He reaffirmed his promise to balance the Italian budget by 2013, and both Merkel and Sarkozy said they supported him.
France has been scrambling to retain its top AAA credit rating, which is also vital to the EU debt rescue fund called the EFSF.
Merkel is firmly opposed to freeing the ECB up to monetise eurozone debt, fearing this would undermine its limited inflation-busting mandate, and observers say it would take a catastrophe to change her mind.
But Germany's own position was exposed as weaker than thought by its failure on Wednesday to find takers for two billion euros' worth of 10-year bonds, a rebuff from the markets to Europe's strongest economy.
German bonds are the gold standard of eurozone debt but Berlin managed to draw bids of only 3.9 billion euros for a six-billion-euro auction, indicating investors are now sceptical about even the safest European assets.
"Slowly but surely, the myth of German economic invincibility is starting to be questioned," said Sony Kapoor of Brussels economic think tank Re-Define.
"Unless something drastic is done in the next few weeks, the trickle of sovereign and bank downgrades will soon turn into a flood," added.
"France and Italy have their backs against the wall. Given the existential threat to the eurozone, so does Germany, it just does not know it yet."
Analysts told AFP that only a sharply deeper crisis -- such as a situation in which Spain and Italy could no longer refinance their debt through private bond markets -- could conceivably change Berlin's mind.

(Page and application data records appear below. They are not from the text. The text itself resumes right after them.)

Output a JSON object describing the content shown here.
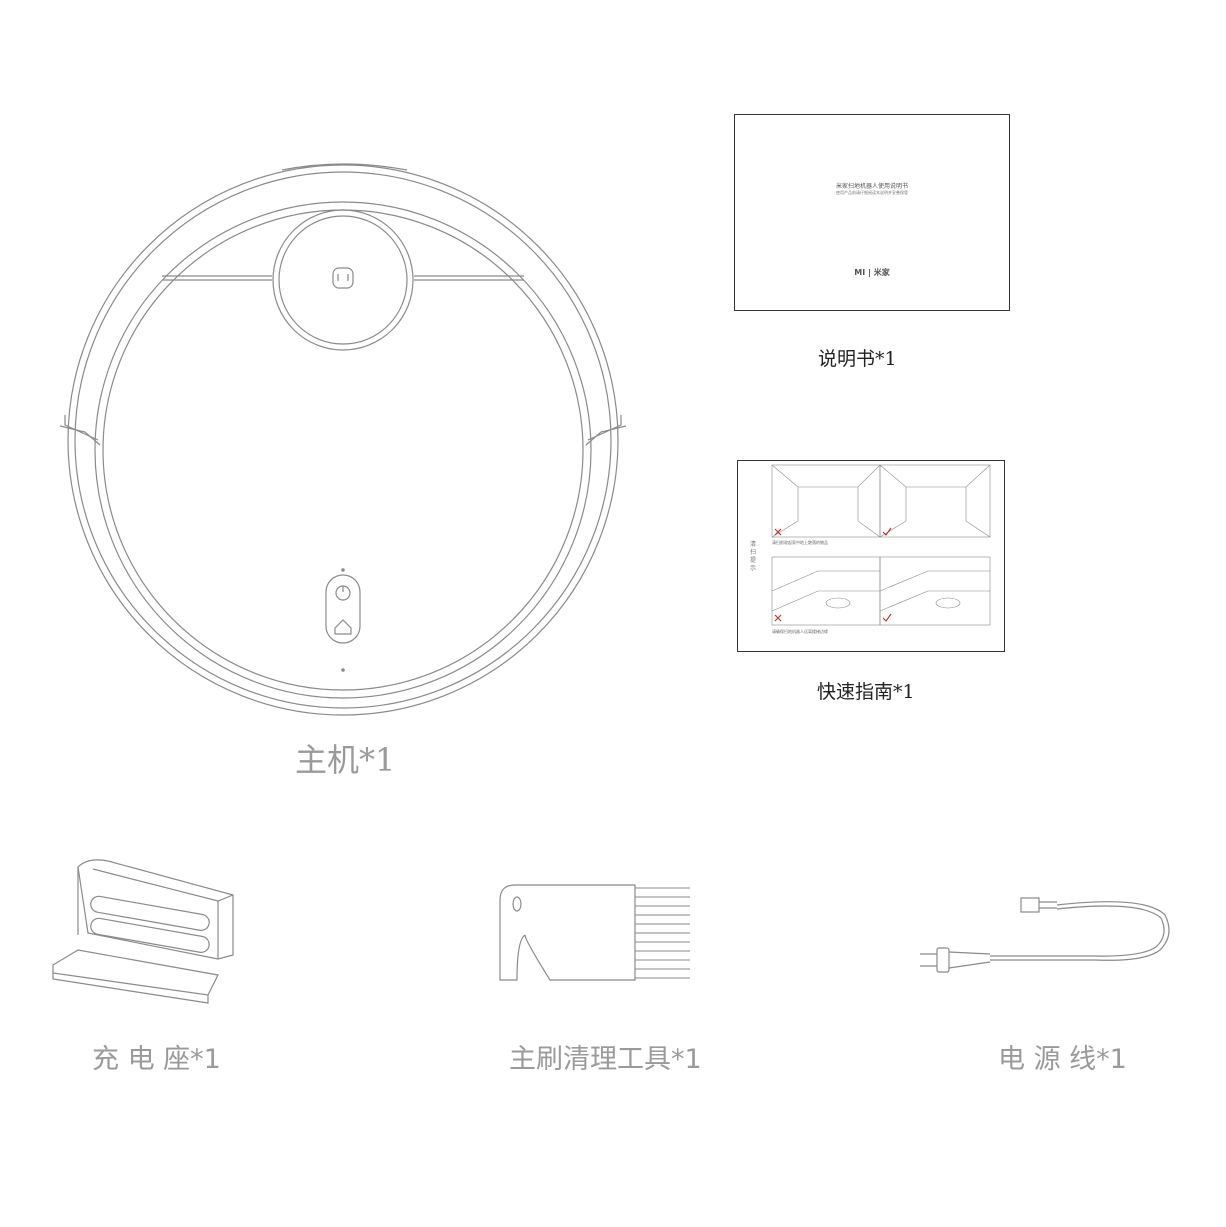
{
  "items": {
    "robot": {
      "label": "主机*1"
    },
    "manual": {
      "label": "说明书*1",
      "cover_title": "米家扫地机器人使用说明书",
      "cover_subtitle": "使用产品前请仔细阅读本说明并妥善保管",
      "brand_mark": "MI | 米家"
    },
    "quick_guide": {
      "label": "快速指南*1",
      "side_title": "清扫提示",
      "tip_line_1": "清扫前收起家中地上散落的物品",
      "tip_line_2": "请确保扫地机器人远离楼梯边缘"
    },
    "charging_dock": {
      "label": "充 电 座*1"
    },
    "brush_tool": {
      "label": "主刷清理工具*1"
    },
    "power_cord": {
      "label": "电 源 线*1"
    }
  },
  "colors": {
    "line_art": "#8a8a8a",
    "label_gray": "#9a9a9a",
    "label_dark": "#222222"
  }
}
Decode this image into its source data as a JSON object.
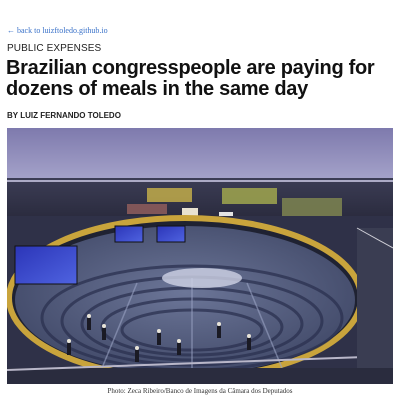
{
  "nav": {
    "back_label": "back to luizftoledo.github.io"
  },
  "article": {
    "section": "PUBLIC EXPENSES",
    "headline": "Brazilian congresspeople are paying for dozens of meals in the same day",
    "byline": "BY LUIZ FERNANDO TOLEDO"
  },
  "photo": {
    "caption": "Photo: Zeca Ribeiro/Banco de Imagens da Câmara dos Deputados",
    "subject": "chamber-of-deputies-plenary"
  },
  "colors": {
    "link": "#3a72c9",
    "ceiling": "#8a87b8",
    "gold_rim": "#c9a43c",
    "floor_seats": "#5a6488",
    "screen": "#3646c8"
  },
  "icons": {
    "back": "left-arrow-icon"
  }
}
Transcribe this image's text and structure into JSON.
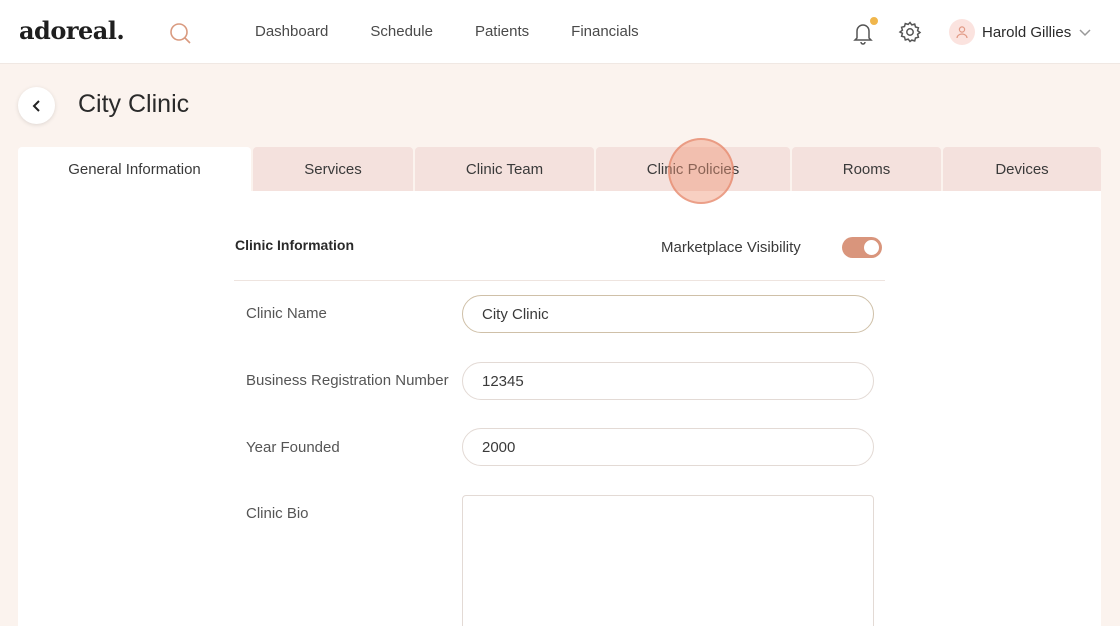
{
  "brand": {
    "logo": "adoreal."
  },
  "nav": {
    "items": [
      {
        "label": "Dashboard"
      },
      {
        "label": "Schedule"
      },
      {
        "label": "Patients"
      },
      {
        "label": "Financials"
      }
    ]
  },
  "user": {
    "name": "Harold Gillies"
  },
  "page": {
    "title": "City Clinic"
  },
  "tabs": [
    {
      "label": "General Information",
      "active": true
    },
    {
      "label": "Services"
    },
    {
      "label": "Clinic Team"
    },
    {
      "label": "Clinic Policies"
    },
    {
      "label": "Rooms"
    },
    {
      "label": "Devices"
    }
  ],
  "section": {
    "title": "Clinic Information",
    "marketplace_label": "Marketplace Visibility",
    "marketplace_on": true
  },
  "fields": {
    "clinic_name": {
      "label": "Clinic Name",
      "value": "City Clinic"
    },
    "reg_number": {
      "label": "Business Registration Number",
      "value": "12345"
    },
    "year_founded": {
      "label": "Year Founded",
      "value": "2000"
    },
    "bio": {
      "label": "Clinic Bio",
      "value": ""
    }
  },
  "colors": {
    "accent": "#d9957c",
    "tab_bg": "#f4e1dd",
    "page_bg": "#fbf3ee",
    "notification_dot": "#f0b64c"
  },
  "icons": {
    "search": "search-icon",
    "bell": "bell-icon",
    "gear": "gear-icon",
    "user": "user-icon",
    "chevron": "chevron-down-icon",
    "back": "chevron-left-icon"
  }
}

"Unfortunately, we are in the paradoxical situation where we are pinning all our hopes on a new catastrophe for Berlin finally to move," said Christian Schulz, an economist at Berenberg Bank.
Sensing an opening for deeper European integration, the European Union has begun to push for sweeping new powers to override national budgets and issue joint eurozone bonds to pool member state debts and share risk.